PROVIDED MATERIAL: Begin

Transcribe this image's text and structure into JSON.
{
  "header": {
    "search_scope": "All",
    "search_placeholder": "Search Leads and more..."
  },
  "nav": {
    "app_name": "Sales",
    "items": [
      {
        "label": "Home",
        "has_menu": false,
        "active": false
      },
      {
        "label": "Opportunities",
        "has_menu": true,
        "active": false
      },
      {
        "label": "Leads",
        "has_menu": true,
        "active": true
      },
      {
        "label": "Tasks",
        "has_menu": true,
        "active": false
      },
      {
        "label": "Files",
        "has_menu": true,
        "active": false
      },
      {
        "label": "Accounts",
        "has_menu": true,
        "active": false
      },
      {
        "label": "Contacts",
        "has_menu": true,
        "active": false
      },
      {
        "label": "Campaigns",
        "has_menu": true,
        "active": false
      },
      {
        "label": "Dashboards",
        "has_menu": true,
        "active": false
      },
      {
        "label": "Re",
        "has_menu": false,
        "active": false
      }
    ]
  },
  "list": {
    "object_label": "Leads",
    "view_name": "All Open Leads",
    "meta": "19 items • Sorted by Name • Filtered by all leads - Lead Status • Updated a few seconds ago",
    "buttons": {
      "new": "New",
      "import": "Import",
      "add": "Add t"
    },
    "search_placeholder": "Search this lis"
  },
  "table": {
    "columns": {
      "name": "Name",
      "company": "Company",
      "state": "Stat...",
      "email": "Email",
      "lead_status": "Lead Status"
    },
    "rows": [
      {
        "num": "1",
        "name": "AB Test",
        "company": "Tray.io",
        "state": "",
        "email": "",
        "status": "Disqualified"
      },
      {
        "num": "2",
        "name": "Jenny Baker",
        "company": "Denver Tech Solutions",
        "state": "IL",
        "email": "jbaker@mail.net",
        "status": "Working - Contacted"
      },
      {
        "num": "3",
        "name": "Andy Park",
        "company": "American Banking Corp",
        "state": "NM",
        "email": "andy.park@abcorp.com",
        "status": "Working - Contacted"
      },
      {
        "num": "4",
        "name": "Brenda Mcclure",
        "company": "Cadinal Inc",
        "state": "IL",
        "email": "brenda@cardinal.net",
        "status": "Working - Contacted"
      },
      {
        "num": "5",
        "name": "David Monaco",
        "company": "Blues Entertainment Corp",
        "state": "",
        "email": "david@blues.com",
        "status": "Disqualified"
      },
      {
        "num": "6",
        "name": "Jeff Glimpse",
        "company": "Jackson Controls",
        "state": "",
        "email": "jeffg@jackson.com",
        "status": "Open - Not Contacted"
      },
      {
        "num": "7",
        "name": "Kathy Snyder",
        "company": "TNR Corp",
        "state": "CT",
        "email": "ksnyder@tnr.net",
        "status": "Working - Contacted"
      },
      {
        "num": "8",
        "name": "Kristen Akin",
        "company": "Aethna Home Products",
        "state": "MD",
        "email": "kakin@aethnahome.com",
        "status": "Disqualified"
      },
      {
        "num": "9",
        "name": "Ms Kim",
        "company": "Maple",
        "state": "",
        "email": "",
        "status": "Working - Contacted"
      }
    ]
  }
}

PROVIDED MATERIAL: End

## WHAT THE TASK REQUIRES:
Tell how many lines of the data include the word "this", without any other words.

## OUTPUT:
2